How much will one of the most important Bugatti cars ever made sell for? And what about the Gullwing, the Aston, the Ferraris...
The first ever Bugatti Type 55 is to be auctioned at Gooding and Company’s sale at the Scottsdale auctions, held in Arizona, USA, on 19-20 January 2018.
The model is one of the most desirable pre-war sports cars produced. Using the same chassis as the Type 47 Grand Prix car and the 16-cylinder Type 45, the Type 55 used a DOHC supercharged straight-eight producing 130bhp.
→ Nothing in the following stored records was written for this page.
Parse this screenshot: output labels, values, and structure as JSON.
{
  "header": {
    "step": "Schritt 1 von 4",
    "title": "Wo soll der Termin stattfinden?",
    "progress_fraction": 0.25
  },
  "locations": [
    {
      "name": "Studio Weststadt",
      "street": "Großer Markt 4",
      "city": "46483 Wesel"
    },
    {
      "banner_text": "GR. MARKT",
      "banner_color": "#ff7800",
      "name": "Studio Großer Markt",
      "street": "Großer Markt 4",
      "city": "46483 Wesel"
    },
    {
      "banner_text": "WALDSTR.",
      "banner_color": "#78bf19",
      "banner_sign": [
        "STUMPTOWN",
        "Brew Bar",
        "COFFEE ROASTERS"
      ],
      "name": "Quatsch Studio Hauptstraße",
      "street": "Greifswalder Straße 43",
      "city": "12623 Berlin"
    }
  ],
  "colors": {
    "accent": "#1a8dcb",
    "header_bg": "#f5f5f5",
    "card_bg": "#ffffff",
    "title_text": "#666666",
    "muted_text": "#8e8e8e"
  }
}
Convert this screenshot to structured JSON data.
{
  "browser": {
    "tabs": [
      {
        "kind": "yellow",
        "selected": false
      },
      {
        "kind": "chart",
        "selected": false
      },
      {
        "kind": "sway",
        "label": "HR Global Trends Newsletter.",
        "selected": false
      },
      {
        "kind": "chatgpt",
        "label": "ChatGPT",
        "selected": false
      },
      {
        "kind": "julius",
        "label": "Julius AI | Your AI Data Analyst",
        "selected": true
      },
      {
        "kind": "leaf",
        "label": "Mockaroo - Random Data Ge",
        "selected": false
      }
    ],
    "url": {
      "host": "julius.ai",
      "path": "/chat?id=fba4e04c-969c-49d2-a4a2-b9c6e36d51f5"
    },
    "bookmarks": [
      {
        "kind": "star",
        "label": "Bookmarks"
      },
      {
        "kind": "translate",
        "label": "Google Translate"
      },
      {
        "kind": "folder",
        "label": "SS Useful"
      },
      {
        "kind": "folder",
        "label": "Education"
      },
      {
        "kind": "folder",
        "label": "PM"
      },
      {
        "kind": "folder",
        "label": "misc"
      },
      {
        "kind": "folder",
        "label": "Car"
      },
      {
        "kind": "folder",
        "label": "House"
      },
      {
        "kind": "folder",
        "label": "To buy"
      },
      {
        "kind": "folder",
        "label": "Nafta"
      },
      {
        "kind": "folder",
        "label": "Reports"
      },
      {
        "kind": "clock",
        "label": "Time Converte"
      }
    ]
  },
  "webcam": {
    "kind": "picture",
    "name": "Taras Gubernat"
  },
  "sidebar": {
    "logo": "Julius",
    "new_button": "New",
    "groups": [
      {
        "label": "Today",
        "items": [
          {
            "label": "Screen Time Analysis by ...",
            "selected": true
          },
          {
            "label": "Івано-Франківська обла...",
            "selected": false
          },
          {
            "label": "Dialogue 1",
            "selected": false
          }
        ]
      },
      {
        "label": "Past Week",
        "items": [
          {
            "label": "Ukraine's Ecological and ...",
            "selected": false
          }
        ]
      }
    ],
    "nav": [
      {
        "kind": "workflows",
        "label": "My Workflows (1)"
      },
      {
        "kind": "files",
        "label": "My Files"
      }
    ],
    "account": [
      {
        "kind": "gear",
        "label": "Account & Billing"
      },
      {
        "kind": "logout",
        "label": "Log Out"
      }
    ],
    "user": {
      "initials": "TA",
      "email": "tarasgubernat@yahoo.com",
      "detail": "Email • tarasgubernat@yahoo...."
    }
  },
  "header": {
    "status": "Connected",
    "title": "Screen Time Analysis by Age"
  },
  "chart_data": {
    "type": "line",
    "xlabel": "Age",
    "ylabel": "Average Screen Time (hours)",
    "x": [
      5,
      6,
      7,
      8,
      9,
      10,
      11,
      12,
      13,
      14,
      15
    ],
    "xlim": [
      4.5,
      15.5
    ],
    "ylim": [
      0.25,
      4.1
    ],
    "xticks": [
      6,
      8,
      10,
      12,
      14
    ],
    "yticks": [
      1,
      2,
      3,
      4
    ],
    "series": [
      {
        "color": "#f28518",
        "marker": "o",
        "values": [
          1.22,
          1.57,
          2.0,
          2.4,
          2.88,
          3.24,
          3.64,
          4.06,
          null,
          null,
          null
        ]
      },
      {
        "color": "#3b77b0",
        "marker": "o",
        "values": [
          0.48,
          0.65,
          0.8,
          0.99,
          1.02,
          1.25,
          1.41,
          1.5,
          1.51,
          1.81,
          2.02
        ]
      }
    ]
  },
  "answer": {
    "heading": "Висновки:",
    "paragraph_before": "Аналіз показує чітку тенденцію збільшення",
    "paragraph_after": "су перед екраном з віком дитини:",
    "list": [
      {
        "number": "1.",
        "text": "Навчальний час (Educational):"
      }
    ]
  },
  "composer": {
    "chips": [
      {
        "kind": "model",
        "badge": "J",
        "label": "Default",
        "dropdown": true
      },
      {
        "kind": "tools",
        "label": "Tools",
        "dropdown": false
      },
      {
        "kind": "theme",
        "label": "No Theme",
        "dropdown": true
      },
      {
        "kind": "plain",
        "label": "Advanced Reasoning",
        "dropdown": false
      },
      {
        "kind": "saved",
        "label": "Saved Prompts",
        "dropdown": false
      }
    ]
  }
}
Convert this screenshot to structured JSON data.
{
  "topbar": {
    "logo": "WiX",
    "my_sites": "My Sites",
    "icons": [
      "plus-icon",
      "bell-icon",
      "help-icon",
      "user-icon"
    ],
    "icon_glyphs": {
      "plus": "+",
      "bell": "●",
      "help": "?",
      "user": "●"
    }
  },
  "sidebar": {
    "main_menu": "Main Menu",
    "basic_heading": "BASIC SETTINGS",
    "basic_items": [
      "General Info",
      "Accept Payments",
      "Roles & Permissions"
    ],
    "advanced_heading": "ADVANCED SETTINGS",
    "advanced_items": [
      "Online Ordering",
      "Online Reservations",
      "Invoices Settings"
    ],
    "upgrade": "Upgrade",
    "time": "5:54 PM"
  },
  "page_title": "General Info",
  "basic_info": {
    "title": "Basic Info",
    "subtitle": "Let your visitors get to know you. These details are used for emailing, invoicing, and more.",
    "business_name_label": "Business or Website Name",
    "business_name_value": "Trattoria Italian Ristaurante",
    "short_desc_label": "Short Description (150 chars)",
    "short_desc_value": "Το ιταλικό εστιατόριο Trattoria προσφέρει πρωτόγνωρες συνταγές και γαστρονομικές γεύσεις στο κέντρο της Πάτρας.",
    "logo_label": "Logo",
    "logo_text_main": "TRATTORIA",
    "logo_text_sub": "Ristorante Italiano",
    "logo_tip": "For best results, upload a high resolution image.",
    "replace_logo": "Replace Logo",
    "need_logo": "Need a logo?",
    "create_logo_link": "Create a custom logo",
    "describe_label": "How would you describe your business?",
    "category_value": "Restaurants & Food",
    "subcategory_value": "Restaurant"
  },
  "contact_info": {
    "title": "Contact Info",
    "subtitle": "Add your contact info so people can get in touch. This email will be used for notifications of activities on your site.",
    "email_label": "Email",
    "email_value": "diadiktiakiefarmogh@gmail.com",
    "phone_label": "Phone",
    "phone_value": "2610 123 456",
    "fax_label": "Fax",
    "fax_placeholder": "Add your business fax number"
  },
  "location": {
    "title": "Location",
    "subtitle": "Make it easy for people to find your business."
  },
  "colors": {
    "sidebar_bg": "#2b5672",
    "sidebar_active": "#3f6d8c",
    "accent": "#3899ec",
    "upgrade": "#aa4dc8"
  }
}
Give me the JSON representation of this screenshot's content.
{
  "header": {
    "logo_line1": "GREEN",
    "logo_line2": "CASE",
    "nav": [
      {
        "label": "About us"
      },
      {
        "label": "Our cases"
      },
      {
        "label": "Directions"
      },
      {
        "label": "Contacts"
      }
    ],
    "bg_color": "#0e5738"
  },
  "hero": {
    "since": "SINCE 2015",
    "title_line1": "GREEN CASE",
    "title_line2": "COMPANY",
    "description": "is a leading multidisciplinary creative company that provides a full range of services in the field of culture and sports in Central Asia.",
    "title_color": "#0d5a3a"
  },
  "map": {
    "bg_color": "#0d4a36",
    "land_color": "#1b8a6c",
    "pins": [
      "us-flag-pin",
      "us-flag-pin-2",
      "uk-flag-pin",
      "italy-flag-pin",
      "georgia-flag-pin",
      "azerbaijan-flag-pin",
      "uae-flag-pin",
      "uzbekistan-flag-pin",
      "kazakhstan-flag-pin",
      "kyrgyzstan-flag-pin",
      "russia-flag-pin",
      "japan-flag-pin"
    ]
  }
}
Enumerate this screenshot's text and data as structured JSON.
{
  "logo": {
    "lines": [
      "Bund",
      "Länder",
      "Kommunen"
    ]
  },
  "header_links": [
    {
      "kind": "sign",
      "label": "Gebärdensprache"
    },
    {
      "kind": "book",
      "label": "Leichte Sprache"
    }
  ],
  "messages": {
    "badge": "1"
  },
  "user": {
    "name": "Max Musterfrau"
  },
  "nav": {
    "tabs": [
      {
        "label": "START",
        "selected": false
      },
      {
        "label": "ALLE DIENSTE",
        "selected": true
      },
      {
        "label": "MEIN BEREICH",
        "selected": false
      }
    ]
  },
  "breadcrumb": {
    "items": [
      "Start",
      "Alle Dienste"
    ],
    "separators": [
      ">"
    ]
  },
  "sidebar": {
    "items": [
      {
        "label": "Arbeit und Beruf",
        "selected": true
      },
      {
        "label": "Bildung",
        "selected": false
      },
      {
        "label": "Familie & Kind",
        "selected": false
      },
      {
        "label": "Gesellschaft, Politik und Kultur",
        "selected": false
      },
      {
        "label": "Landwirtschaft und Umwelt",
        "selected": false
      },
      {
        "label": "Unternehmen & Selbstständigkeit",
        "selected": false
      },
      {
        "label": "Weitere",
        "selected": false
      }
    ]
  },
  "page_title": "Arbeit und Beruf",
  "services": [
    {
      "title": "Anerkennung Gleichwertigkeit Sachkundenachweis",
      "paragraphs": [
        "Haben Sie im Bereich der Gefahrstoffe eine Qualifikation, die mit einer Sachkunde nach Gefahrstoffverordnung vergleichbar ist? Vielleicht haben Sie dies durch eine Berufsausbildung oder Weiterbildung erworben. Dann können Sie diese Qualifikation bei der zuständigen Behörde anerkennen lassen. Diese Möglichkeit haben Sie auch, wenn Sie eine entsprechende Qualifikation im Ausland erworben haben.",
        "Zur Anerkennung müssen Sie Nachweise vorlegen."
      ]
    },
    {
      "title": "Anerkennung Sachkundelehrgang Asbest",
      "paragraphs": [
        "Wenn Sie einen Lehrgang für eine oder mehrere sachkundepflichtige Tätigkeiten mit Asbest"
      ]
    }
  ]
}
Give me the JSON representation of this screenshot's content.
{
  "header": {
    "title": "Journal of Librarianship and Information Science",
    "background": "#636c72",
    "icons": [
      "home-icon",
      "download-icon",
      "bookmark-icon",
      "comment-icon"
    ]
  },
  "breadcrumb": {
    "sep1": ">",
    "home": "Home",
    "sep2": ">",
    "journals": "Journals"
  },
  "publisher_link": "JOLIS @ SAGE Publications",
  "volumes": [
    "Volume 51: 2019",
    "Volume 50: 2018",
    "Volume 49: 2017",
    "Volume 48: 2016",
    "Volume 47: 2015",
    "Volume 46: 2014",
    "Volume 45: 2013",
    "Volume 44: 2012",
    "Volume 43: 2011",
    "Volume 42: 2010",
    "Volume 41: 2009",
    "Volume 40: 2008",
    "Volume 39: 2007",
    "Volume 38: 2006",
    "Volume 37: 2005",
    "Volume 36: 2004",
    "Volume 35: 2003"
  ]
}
Originally shown at the 1931 Paris Auto show, this car spent 40 years in the collection of noted Bugatti expert Dr Peter Williamson (it's said to have been his favourite Bugatti for road use). Restored in 2012, it retains several unique features not seen on later production examples of the T55, including the extra louvres cut into the top of the hood (bonnet). Not only does the car retain its original engine and chassis, but it won the French Cup at the Pebble Beach Concours d’Elegance following its restoration. Estimate is $4,000,000-5,000,000.
If firsts aren’t your thing, Gooding and Co will also be auctioning one of the final 100 Mercedes-Benz 300SL Roadsters at the same sale. Finished in its original Weissgrau with black leather, it uses the later, lighter engine with 50kg shed for better weight distribution. These alloy-block cars, the last 269 built, were also the only 300SL Roadsters to have four-wheel disc brakes. The 1963 car is estimated to fetch $1,600,000 to $1,800,000.
Those working to a six-figure budget may be interested in an outstanding example of the original James Bond Aston Martin; the DB MkIII. The Drophead Coupé, one of just 84, is estimated to sell for $650,000-$750,000. It is one of 14 left-hand drive Dropheads to feature the triple-carburettor DBD engine, and has spent over 30 years in a private collection. With four owners from new, it comes complete with restoration and maintenance records by marque expert Kevin Kay.
Other cars include a 1953 Ferrari 212 Europa Coupe (estimate: $900,000–$1,300,000)...
...and a 1967 Ferrari 330 GTS ($2,000,000–$2,400,000).
A full list of available vehicles will be published on the Gooding and Co website. Vehicles are still being consigned – we'll update you as more come along.